The ACLU also warns that the US may enter into Cooperation Agreements with the wrong countries. For example, the ACLU believes certain US allies, such as India and Brazil, have spotty records on civil rights.

Finally, the ACLU worries that CSPs may lack the incentive or expertise to make Cooperation Agreements work as intended. In particular, they fear CSPs may fail to ensure that a given foreign-originated warrant meets the due process standard of articulable and credible facts.

Implications for Industry

The current state of law puts the communications industry in a bind. If a multinational CSP is ordered by a judge in country ABC to retrieve data stored in country XYZ, it may violate the criminal procedure laws of ABC if it refuses to comply, and it may breach the privacy laws of XYZ if it does comply. An ICPA Cooperation Agreement would moot the legal conflict by holding the two countries to a common set of laws.

Such an Agreement would also discourage a nation from keeping its communication data in-country by adopting a “data localization” law.
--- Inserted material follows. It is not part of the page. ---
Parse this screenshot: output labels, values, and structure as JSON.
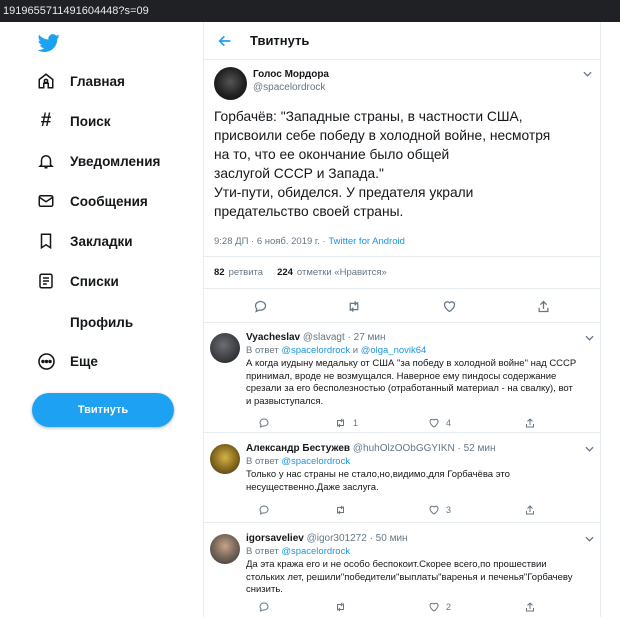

A data localization law forces a CSP serving country ABC to store all data pertaining to citizens of ABC in a data center located in ABC, where it will remain within ABC’s criminal jurisdiction. Such laws undercut the value of cloud computing, which thrives on remote data storage.

To avoid conflicts of law and the threat of data localization, many leading industry players have endorsed the ICPA.

Hope for reconciliation

It remains unclear if and when the ICPA will become law. However, the idea seems promising, provided the finished product can satisfy privacy concerns.

Many experts agree the existing legal arrangement for cross-border data requests is not sustainable. This view is reinforced by the split of opinion among US courts.

Meanwhile, a least two factors fuel the desire for legal reform. The world of international communications continues to grow. And so does the volume of international crime.